Tuesday, July 17, 2012
The starlings finally vacated their nest at the back of the house and I was free to start work. For the past four years I've looked at the grassy lump and wondered what structure lay beneath and just what age its origins might be. There are other lumps scattered around New Tolsta all that is left from an age long before the 19th century farm.There would have been serious cerial cultivation as depicted by the mass of lazy beds ribbing the land that runs down to the beach.

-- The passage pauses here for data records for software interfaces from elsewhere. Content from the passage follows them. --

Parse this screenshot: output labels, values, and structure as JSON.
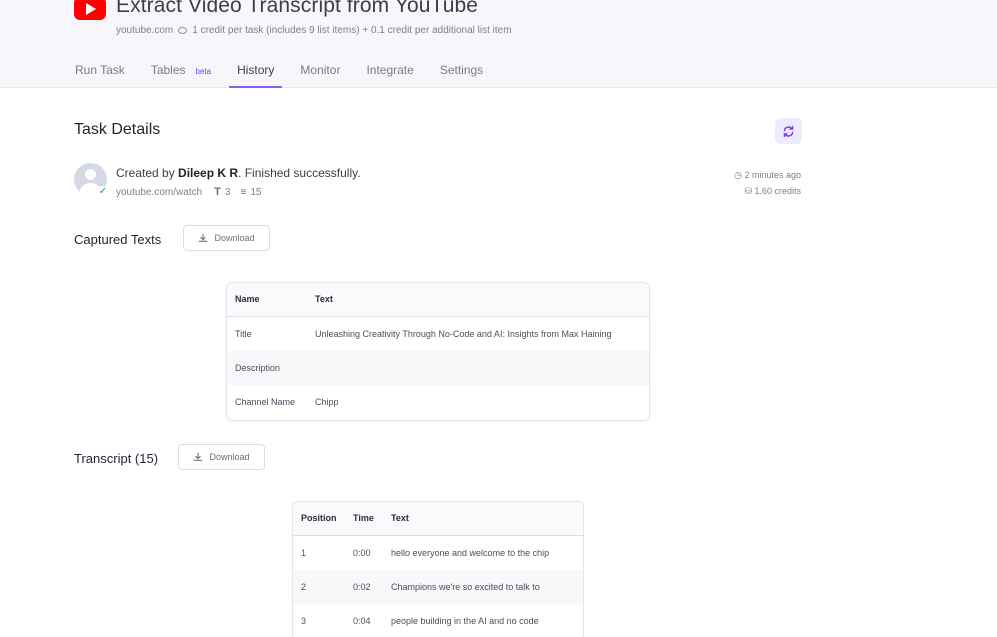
{
  "app": {
    "title": "Extract Video Transcript from YouTube",
    "domain": "youtube.com",
    "pricing": "1 credit per task (includes 9 list items) + 0.1 credit per additional list item"
  },
  "tabs": [
    {
      "label": "Run Task"
    },
    {
      "label": "Tables",
      "badge": "beta"
    },
    {
      "label": "History"
    },
    {
      "label": "Monitor"
    },
    {
      "label": "Integrate"
    },
    {
      "label": "Settings"
    }
  ],
  "task": {
    "heading": "Task Details",
    "created_prefix": "Created by ",
    "user": "Dileep K R",
    "status_text": ". Finished successfully.",
    "url": "youtube.com/watch",
    "text_count": "3",
    "list_count": "15",
    "time_ago": "2 minutes ago",
    "credits": "1.60 credits"
  },
  "captured": {
    "heading": "Captured Texts",
    "download_label": "Download",
    "columns": [
      "Name",
      "Text"
    ],
    "rows": [
      [
        "Title",
        "Unleashing Creativity Through No-Code and AI: Insights from Max Haining"
      ],
      [
        "Description",
        ""
      ],
      [
        "Channel Name",
        "Chipp"
      ]
    ]
  },
  "transcript": {
    "heading": "Transcript (15)",
    "download_label": "Download",
    "columns": [
      "Position",
      "Time",
      "Text"
    ],
    "rows": [
      [
        "1",
        "0:00",
        "hello everyone and welcome to the chip"
      ],
      [
        "2",
        "0:02",
        "Champions we're so excited to talk to"
      ],
      [
        "3",
        "0:04",
        "people building in the AI and no code"
      ]
    ]
  },
  "colors": {
    "brand_red": "#ff0000",
    "accent_purple": "#8b5cf6",
    "success_green": "#16a34a"
  }
}
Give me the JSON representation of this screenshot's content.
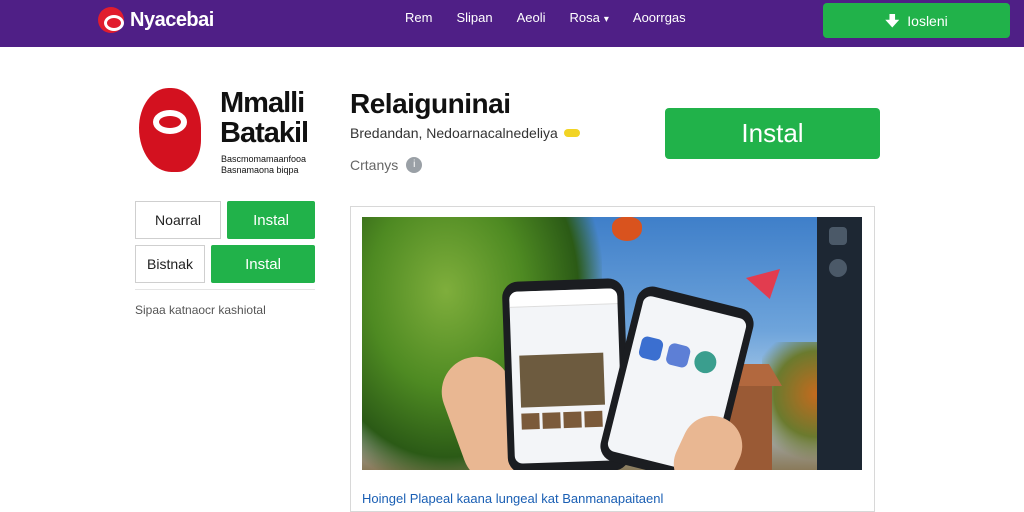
{
  "header": {
    "brand": "Nyacebai",
    "nav": [
      "Rem",
      "Slipan",
      "Aeoli",
      "Rosa",
      "Aoorrgas"
    ],
    "install_label": "Iosleni",
    "colors": {
      "bar": "#4f1f86",
      "accent": "#21b24a"
    }
  },
  "app": {
    "brand_title": "Mmalli Batakil",
    "brand_subtitle": "Bascmomamaanfooa Basnamaona biqpa",
    "title": "Relaiguninai",
    "developer": "Bredandan, Nedoarnacalnedeliya",
    "rating_label": "Crtanys",
    "install_label": "Instal"
  },
  "sidebar": {
    "rows": [
      {
        "label": "Noarral",
        "button": "Instal"
      },
      {
        "label": "Bistnak",
        "button": "Instal"
      }
    ],
    "note": "Sipaa katnaocr kashiotal"
  },
  "screenshot": {
    "caption": "Hoingel Plapeal kaana lungeal  kat Banmanapaitaenl"
  },
  "icons": [
    "logo-icon",
    "download-icon",
    "verified-badge-icon",
    "info-icon",
    "chevron-down-icon"
  ]
}
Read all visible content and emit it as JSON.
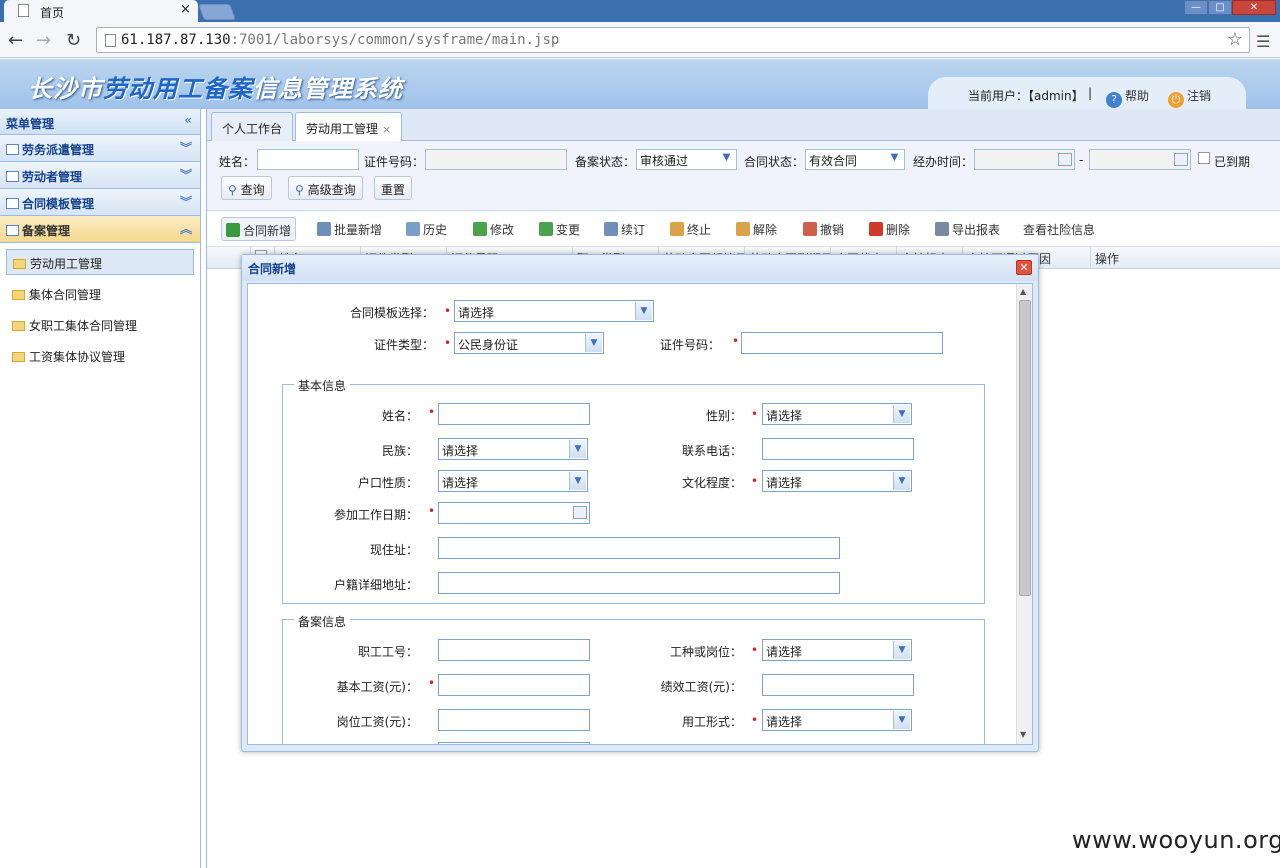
{
  "browser": {
    "tab_title": "首页",
    "tab_close": "×",
    "url_host": "61.187.87.130",
    "url_rest": ":7001/laborsys/common/sysframe/main.jsp",
    "back_icon": "arrow-left",
    "forward_icon": "arrow-right",
    "reload_icon": "reload",
    "win_min": "—",
    "win_max": "□",
    "win_close": "✕"
  },
  "header": {
    "title_prefix": "长沙市",
    "title_highlight": "劳动用工备案",
    "title_suffix": "信息管理系统",
    "current_user": "当前用户：【admin】",
    "separator": "|",
    "help": "帮助",
    "logout": "注销"
  },
  "sidebar": {
    "title": "菜单管理",
    "collapse": "«",
    "sections": [
      {
        "label": "劳务派遣管理",
        "chevron": "︾"
      },
      {
        "label": "劳动者管理",
        "chevron": "︾"
      },
      {
        "label": "合同模板管理",
        "chevron": "︾"
      },
      {
        "label": "备案管理",
        "chevron": "︽"
      }
    ],
    "items": [
      {
        "label": "劳动用工管理"
      },
      {
        "label": "集体合同管理"
      },
      {
        "label": "女职工集体合同管理"
      },
      {
        "label": "工资集体协议管理"
      }
    ]
  },
  "tabs": [
    {
      "label": "个人工作台"
    },
    {
      "label": "劳动用工管理",
      "close": "×"
    }
  ],
  "search": {
    "name_label": "姓名：",
    "id_label": "证件号码：",
    "status_label": "备案状态：",
    "status_value": "审核通过",
    "contract_status_label": "合同状态：",
    "contract_status_value": "有效合同",
    "period_label": "经办时间：",
    "dash": "-",
    "expired_label": "已到期",
    "query_btn": "查询",
    "adv_query_btn": "高级查询",
    "reset_btn": "重置"
  },
  "toolbar": [
    {
      "label": "合同新增",
      "color": "#3b9a3b"
    },
    {
      "label": "批量新增",
      "color": "#6f8fb8"
    },
    {
      "label": "历史",
      "color": "#7aa0c8"
    },
    {
      "label": "修改",
      "color": "#4aa24a"
    },
    {
      "label": "变更",
      "color": "#4aa24a"
    },
    {
      "label": "续订",
      "color": "#6f8fb8"
    },
    {
      "label": "终止",
      "color": "#d9a34a"
    },
    {
      "label": "解除",
      "color": "#d9a34a"
    },
    {
      "label": "撤销",
      "color": "#d0604a"
    },
    {
      "label": "删除",
      "color": "#d03a2a"
    },
    {
      "label": "导出报表",
      "color": "#7a8aa0"
    },
    {
      "label": "查看社险信息",
      "color": ""
    }
  ],
  "grid": {
    "columns": [
      "姓名",
      "证件类型",
      "证件号码",
      "职工类型",
      "劳动合同起始日",
      "劳动合同到期日",
      "合同状态",
      "审核标志",
      "审核不通过原因",
      "操作"
    ]
  },
  "dialog": {
    "title": "合同新增",
    "close": "✕",
    "template_label": "合同模板选择：",
    "template_value": "请选择",
    "idtype_label": "证件类型：",
    "idtype_value": "公民身份证",
    "idno_label": "证件号码：",
    "required_mark": "•",
    "basic": {
      "legend": "基本信息",
      "name": "姓名：",
      "gender": "性别：",
      "gender_value": "请选择",
      "nation": "民族：",
      "nation_value": "请选择",
      "phone": "联系电话：",
      "hukou": "户口性质：",
      "hukou_value": "请选择",
      "edu": "文化程度：",
      "edu_value": "请选择",
      "workdate": "参加工作日期：",
      "address": "现住址：",
      "hukou_addr": "户籍详细地址："
    },
    "record": {
      "legend": "备案信息",
      "staff_no": "职工工号：",
      "job": "工种或岗位：",
      "job_value": "请选择",
      "base_salary": "基本工资(元)：",
      "perf_salary": "绩效工资(元)：",
      "post_salary": "岗位工资(元)：",
      "employ_form": "用工形式：",
      "employ_form_value": "请选择"
    }
  },
  "watermark": "www.wooyun.org"
}
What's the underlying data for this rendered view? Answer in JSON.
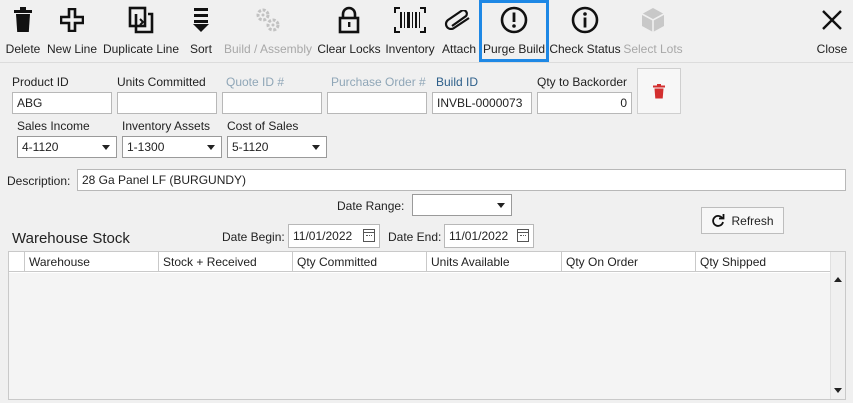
{
  "toolbar": {
    "delete": "Delete",
    "new_line": "New Line",
    "duplicate_line": "Duplicate Line",
    "sort": "Sort",
    "build_assembly": "Build / Assembly",
    "clear_locks": "Clear Locks",
    "inventory": "Inventory",
    "attach": "Attach",
    "purge_build": "Purge Build",
    "check_status": "Check Status",
    "select_lots": "Select Lots",
    "close": "Close"
  },
  "form": {
    "product_id_label": "Product ID",
    "product_id_value": "ABG",
    "units_committed_label": "Units Committed",
    "units_committed_value": "",
    "quote_id_label": "Quote ID #",
    "quote_id_value": "",
    "purchase_order_label": "Purchase Order #",
    "purchase_order_value": "",
    "build_id_label": "Build ID",
    "build_id_value": "INVBL-0000073",
    "qty_backorder_label": "Qty to Backorder",
    "qty_backorder_value": "0",
    "sales_income_label": "Sales Income",
    "sales_income_value": "4-1120",
    "inventory_assets_label": "Inventory Assets",
    "inventory_assets_value": "1-1300",
    "cost_of_sales_label": "Cost of Sales",
    "cost_of_sales_value": "5-1120",
    "description_label": "Description:",
    "description_value": "28 Ga Panel LF (BURGUNDY)",
    "date_range_label": "Date Range:",
    "date_range_value": "",
    "date_begin_label": "Date Begin:",
    "date_begin_value": "11/01/2022",
    "date_end_label": "Date End:",
    "date_end_value": "11/01/2022",
    "refresh_label": "Refresh"
  },
  "warehouse": {
    "title": "Warehouse Stock",
    "columns": [
      "Warehouse",
      "Stock + Received",
      "Qty Committed",
      "Units Available",
      "Qty On Order",
      "Qty Shipped"
    ]
  },
  "colors": {
    "accent": "#1e88e5",
    "delete_red": "#d32f2f"
  }
}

The dry weather meant that the usually lush grass was relatively easy to remove and so I started the job of finding the foundation stones and raising the walls. Having worked for years on old houses I'm used to nothing being straight vertical or level. Many of the large granite boulders were beyond my strength to lift and so I rolled, made ramps and pushed the stones up to perch above where I was working and then bring them back down as the wall slowly rose to shoulder height. This would be the limit for this year as I let everything settle and plan the roof which rest on the inner meter thick walls. Tradition would have me turning turf onto the roof to be followed by thatch and all held down with heather platted rope and granite boulders but I remain open to a few modern touches like an old fishing net to hold it all in place.